Work to be completed: Determine how many lines in the records below contain "this", then state that number alone.

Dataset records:
----------
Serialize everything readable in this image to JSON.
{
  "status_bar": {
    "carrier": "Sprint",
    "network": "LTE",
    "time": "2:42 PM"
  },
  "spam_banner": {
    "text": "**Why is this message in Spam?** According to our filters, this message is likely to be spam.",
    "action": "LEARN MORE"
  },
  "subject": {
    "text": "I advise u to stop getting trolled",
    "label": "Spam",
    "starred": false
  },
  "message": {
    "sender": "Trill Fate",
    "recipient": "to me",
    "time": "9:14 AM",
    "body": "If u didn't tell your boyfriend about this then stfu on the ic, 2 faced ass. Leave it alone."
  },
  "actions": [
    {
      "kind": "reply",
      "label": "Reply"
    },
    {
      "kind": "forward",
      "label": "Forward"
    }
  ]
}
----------
Your solution: 3